Following a decision by Government to move ahead with this new approach to public media, a Governance Group was established. The Group has been busy, and has published a couple of important documents.

The first and easiest to read is the Business Case Governance Group Report. This report takes an overview of the need for a restructuring of public media in New Zealand, including thoughts outside the formal review they were asked to deliver by the then Minister of Public Broadcasting and Media, Kris Faafoi.

The second document is the Business Case they were required to construct—a long document laid out in the format required by Treasury. Often repetitive in nature, it is still worth a read for the truly interested.

And for those into literary self-flagellation, you can review the draft legislation here.

Faafoi then appointed an ANZPM Establishment Board whose responsibility it is to oversee the detailed design of the new entity and the change required to create it. The new entity will come into full operation by July 2023.

With the resignation of Faafoi, the portfolio has moved to Willie Jackson, who has been quick to express his views on ANZPM and other media matters in an interview with Duncan Grieve at The Spinoff.

The ANZPM is a massive undertaking. And like so much in the New Zealand screen sector, long overdue. It will affect everybody producing content for TV and Radio and thus is of utmost interest to the entire production sector. Strangely, there is nary a mention of the New Zealand Film Commission in any of the documentation, which I find curious considering the convergence of content and distribution channels and the expressed objective of the new entity to engage, inform, educate, enlighten and entertain. NZFC after all is a public media stakeholder and the only government funding body seemingly left out of the mix in considerations.

There is a call for submissions out now with a deadline of 8 September. DEGANZ will be responding and we encourage all of you in the screen sector to do the same, whether you are a content creator or viewer/listener.

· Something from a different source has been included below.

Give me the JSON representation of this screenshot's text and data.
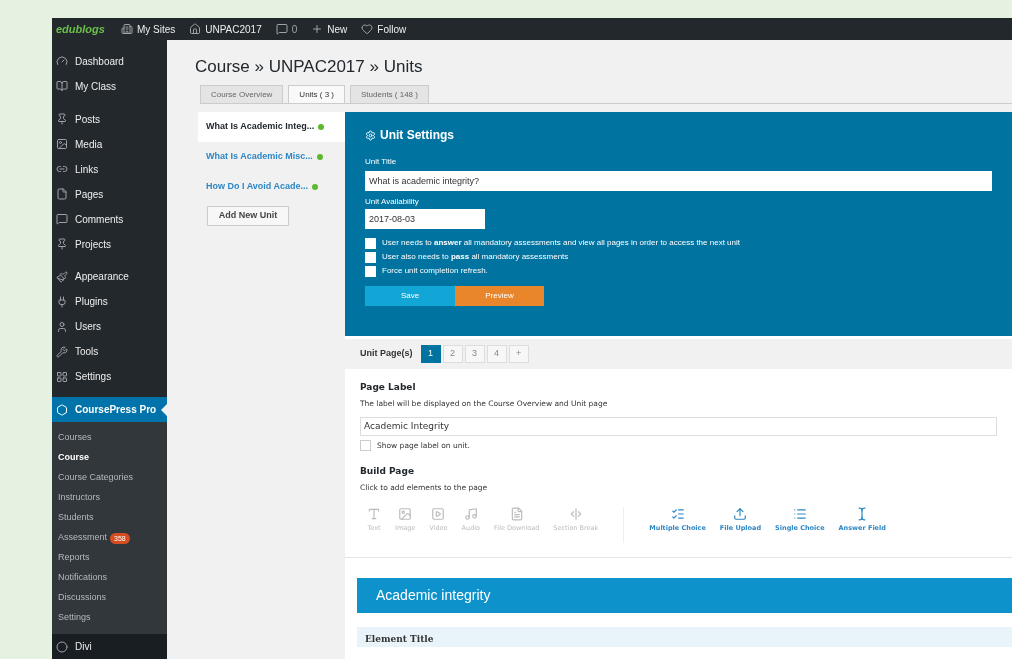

The ANZPM is going to shape the way we consume Aotearoa New Zealand content for decades to come and we want it to be done right.


Tui Ruwhiu
Executive Director